TASK REQUIREMENTS:
Please print the data that follows, keeping every line exact.

App and web page records
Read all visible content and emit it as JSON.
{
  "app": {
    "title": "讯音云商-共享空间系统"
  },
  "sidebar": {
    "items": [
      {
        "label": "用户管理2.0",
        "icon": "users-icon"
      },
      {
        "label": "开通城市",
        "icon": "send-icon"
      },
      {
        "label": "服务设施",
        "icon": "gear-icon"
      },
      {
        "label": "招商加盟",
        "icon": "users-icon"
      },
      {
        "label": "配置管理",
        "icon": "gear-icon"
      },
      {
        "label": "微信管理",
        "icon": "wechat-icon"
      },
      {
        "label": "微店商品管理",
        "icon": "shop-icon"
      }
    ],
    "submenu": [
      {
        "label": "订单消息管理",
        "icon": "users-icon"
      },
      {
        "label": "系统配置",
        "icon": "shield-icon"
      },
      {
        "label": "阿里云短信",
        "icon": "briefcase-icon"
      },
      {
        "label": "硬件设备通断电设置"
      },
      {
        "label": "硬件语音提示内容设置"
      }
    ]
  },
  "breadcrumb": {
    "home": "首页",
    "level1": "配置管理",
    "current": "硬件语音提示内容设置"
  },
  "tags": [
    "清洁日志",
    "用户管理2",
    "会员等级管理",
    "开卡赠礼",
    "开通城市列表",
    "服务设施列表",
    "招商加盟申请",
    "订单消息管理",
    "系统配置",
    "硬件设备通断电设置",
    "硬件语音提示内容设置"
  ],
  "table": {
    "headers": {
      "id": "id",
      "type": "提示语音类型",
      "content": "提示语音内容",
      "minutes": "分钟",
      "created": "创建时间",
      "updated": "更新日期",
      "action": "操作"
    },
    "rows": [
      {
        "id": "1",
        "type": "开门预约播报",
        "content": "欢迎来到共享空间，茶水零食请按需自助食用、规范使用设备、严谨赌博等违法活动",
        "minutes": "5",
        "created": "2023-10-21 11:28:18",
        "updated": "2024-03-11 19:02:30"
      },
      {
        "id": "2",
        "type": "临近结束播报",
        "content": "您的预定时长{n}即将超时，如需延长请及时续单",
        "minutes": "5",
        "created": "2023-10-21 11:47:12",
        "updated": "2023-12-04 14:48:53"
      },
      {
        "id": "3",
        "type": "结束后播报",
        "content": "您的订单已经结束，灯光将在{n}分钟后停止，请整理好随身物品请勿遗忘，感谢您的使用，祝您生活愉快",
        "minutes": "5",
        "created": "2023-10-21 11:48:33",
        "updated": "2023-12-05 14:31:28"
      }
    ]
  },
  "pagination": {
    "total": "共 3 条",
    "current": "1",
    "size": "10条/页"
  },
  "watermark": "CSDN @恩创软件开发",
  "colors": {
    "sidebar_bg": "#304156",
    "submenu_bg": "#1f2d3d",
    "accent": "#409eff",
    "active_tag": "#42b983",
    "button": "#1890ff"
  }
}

ANSWER SECTION:
Read all visible content and emit it as JSON.
{
  "app": {
    "title": "讯音云商-共享空间系统"
  },
  "sidebar": {
    "items": [
      {
        "label": "用户管理2.0",
        "icon": "users-icon"
      },
      {
        "label": "开通城市",
        "icon": "send-icon"
      },
      {
        "label": "服务设施",
        "icon": "gear-icon"
      },
      {
        "label": "招商加盟",
        "icon": "users-icon"
      },
      {
        "label": "配置管理",
        "icon": "gear-icon"
      },
      {
        "label": "微信管理",
        "icon": "wechat-icon"
      },
      {
        "label": "微店商品管理",
        "icon": "shop-icon"
      }
    ],
    "submenu": [
      {
        "label": "订单消息管理",
        "icon": "users-icon"
      },
      {
        "label": "系统配置",
        "icon": "shield-icon"
      },
      {
        "label": "阿里云短信",
        "icon": "briefcase-icon"
      },
      {
        "label": "硬件设备通断电设置"
      },
      {
        "label": "硬件语音提示内容设置"
      }
    ]
  },
  "breadcrumb": {
    "home": "首页",
    "level1": "配置管理",
    "current": "硬件语音提示内容设置"
  },
  "tags": [
    "清洁日志",
    "用户管理2",
    "会员等级管理",
    "开卡赠礼",
    "开通城市列表",
    "服务设施列表",
    "招商加盟申请",
    "订单消息管理",
    "系统配置",
    "硬件设备通断电设置",
    "硬件语音提示内容设置"
  ],
  "table": {
    "headers": {
      "id": "id",
      "type": "提示语音类型",
      "content": "提示语音内容",
      "minutes": "分钟",
      "created": "创建时间",
      "updated": "更新日期",
      "action": "操作"
    },
    "rows": [
      {
        "id": "1",
        "type": "开门预约播报",
        "content": "欢迎来到共享空间，茶水零食请按需自助食用、规范使用设备、严谨赌博等违法活动",
        "minutes": "5",
        "created": "2023-10-21 11:28:18",
        "updated": "2024-03-11 19:02:30"
      },
      {
        "id": "2",
        "type": "临近结束播报",
        "content": "您的预定时长{n}即将超时，如需延长请及时续单",
        "minutes": "5",
        "created": "2023-10-21 11:47:12",
        "updated": "2023-12-04 14:48:53"
      },
      {
        "id": "3",
        "type": "结束后播报",
        "content": "您的订单已经结束，灯光将在{n}分钟后停止，请整理好随身物品请勿遗忘，感谢您的使用，祝您生活愉快",
        "minutes": "5",
        "created": "2023-10-21 11:48:33",
        "updated": "2023-12-05 14:31:28"
      }
    ]
  },
  "pagination": {
    "total": "共 3 条",
    "current": "1",
    "size": "10条/页"
  },
  "watermark": "CSDN @恩创软件开发",
  "colors": {
    "sidebar_bg": "#304156",
    "submenu_bg": "#1f2d3d",
    "accent": "#409eff",
    "active_tag": "#42b983",
    "button": "#1890ff"
  }
}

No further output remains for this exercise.